[Task statement]
Your answer should repeat every line of the records below in which the word "Review" appears.

[Entries supplied]
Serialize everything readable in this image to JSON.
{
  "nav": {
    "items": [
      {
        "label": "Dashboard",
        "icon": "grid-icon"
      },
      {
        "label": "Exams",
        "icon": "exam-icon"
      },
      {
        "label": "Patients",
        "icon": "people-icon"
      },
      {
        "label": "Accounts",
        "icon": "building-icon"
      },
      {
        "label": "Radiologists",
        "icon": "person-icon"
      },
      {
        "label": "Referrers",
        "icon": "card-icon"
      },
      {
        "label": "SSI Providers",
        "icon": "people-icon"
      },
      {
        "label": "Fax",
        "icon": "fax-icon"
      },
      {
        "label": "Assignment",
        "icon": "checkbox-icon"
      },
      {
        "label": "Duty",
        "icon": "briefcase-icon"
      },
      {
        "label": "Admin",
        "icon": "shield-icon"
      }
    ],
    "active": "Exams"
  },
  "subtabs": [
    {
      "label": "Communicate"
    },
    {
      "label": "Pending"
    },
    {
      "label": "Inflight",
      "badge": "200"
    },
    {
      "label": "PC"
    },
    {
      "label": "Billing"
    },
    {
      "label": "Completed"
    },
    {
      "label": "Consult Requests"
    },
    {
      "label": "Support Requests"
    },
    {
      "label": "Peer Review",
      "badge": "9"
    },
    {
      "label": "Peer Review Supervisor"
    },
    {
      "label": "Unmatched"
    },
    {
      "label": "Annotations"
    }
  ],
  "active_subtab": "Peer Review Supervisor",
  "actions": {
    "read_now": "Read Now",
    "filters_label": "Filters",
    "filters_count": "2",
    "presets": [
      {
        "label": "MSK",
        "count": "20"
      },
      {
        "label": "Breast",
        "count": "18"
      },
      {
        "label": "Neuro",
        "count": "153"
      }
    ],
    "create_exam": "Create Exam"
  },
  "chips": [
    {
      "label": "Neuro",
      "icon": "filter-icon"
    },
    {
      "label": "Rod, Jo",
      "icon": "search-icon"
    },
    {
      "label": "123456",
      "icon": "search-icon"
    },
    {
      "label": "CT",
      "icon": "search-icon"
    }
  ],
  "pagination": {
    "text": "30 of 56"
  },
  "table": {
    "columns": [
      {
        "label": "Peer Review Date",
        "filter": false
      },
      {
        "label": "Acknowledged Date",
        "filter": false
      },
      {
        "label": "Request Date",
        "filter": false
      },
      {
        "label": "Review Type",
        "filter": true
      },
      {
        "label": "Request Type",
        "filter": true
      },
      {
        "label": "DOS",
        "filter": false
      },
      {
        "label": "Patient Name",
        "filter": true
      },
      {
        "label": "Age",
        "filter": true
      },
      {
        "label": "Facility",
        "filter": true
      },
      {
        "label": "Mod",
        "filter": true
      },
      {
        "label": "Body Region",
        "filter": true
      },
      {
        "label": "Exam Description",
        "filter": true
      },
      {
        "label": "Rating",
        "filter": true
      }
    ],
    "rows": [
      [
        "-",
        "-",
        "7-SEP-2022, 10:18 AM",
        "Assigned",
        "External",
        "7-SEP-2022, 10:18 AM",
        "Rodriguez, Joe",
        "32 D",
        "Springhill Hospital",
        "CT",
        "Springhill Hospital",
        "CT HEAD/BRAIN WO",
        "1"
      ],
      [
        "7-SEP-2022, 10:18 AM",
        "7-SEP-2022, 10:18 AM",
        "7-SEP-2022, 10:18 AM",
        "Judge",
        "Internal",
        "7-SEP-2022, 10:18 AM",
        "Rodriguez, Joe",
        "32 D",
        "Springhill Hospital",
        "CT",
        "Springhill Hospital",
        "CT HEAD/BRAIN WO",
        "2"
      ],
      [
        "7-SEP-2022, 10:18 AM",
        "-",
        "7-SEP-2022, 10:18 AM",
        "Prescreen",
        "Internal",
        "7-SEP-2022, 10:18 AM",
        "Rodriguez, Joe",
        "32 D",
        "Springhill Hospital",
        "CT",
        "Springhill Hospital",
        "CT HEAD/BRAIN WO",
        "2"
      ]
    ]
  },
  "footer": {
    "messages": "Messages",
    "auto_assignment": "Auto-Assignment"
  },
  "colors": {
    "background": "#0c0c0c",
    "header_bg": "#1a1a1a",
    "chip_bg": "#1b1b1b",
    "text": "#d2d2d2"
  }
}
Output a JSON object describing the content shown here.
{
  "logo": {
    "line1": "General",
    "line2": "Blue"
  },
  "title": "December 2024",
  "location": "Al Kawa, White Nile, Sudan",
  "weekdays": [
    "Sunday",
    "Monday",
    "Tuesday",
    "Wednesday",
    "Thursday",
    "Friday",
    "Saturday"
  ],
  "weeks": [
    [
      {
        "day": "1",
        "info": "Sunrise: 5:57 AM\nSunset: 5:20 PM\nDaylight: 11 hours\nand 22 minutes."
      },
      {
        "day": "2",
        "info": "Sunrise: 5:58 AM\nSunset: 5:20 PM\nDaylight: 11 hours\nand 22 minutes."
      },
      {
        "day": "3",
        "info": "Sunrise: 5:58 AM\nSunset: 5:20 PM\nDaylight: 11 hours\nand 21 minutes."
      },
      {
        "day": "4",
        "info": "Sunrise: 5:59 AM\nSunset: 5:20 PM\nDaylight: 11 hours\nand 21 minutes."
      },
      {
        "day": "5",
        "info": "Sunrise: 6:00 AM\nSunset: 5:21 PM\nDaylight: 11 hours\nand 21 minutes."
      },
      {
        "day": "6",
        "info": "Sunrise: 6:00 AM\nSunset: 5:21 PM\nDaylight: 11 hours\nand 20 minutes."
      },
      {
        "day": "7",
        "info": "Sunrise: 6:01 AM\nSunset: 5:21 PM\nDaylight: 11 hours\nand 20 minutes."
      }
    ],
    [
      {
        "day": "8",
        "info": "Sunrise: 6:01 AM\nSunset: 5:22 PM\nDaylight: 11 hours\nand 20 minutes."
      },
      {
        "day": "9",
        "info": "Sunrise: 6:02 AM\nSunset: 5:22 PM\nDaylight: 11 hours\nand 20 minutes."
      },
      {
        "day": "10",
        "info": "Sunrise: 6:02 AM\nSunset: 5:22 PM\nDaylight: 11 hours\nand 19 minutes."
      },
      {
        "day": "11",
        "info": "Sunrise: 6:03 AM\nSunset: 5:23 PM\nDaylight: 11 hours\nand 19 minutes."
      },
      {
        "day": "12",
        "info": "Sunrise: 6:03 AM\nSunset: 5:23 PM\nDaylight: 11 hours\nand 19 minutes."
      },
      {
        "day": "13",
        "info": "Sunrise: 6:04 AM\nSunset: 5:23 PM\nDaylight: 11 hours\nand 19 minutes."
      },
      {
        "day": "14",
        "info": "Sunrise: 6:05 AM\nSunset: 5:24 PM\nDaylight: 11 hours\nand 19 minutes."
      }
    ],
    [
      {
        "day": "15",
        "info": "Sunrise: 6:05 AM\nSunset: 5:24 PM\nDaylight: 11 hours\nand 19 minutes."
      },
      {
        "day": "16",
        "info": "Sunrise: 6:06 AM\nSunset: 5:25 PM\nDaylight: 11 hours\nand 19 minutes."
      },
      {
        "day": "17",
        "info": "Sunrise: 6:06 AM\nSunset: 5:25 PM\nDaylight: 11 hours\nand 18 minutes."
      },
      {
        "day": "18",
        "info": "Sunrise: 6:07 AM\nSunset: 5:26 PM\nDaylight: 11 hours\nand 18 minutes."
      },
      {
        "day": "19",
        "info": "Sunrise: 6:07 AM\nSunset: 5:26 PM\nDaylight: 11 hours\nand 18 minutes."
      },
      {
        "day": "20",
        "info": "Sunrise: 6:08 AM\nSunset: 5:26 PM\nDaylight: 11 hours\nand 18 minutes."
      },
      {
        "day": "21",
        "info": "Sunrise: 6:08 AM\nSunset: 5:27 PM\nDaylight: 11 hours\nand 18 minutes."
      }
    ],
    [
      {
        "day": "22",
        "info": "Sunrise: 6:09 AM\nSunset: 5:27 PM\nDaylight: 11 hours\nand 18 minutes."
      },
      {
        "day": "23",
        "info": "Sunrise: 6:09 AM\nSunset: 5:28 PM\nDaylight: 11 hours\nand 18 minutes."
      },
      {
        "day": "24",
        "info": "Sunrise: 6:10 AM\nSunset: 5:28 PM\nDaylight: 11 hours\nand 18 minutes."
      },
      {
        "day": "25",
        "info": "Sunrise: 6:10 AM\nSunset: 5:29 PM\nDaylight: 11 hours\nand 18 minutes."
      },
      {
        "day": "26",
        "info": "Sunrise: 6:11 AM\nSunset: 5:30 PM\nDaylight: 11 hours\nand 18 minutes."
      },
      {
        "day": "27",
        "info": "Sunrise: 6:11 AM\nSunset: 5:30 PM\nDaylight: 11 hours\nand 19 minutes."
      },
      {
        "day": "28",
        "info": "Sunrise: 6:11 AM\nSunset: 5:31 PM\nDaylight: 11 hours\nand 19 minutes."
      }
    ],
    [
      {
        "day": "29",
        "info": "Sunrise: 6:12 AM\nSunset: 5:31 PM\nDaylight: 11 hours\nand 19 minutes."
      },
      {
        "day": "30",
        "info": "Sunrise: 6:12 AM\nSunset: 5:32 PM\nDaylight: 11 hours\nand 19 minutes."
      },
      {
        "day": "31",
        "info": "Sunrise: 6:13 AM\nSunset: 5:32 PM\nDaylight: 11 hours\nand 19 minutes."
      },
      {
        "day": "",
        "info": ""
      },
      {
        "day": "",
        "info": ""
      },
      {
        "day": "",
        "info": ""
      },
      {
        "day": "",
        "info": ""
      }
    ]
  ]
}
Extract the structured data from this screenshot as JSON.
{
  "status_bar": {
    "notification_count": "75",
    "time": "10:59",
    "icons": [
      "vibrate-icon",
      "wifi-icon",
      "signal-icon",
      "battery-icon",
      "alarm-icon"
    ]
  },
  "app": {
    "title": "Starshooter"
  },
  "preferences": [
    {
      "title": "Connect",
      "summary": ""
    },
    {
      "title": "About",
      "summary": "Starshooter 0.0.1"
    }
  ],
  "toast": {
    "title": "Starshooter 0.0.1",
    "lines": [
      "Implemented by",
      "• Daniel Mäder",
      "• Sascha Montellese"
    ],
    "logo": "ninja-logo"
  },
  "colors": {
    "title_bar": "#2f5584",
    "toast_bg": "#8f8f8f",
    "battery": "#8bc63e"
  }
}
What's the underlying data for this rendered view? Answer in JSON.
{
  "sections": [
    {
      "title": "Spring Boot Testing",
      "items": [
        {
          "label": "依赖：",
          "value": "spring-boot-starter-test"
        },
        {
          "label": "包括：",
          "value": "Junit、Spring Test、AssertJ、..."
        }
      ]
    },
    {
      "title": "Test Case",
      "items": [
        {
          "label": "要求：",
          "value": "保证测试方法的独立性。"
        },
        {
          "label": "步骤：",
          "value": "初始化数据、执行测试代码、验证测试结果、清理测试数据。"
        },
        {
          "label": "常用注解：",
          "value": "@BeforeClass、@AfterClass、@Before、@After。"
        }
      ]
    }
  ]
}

[Finished exercise]
      "label": "Peer Review",
      "label": "Peer Review Supervisor"
  "active_subtab": "Peer Review Supervisor",
        "label": "Peer Review Date",
        "label": "Review Type",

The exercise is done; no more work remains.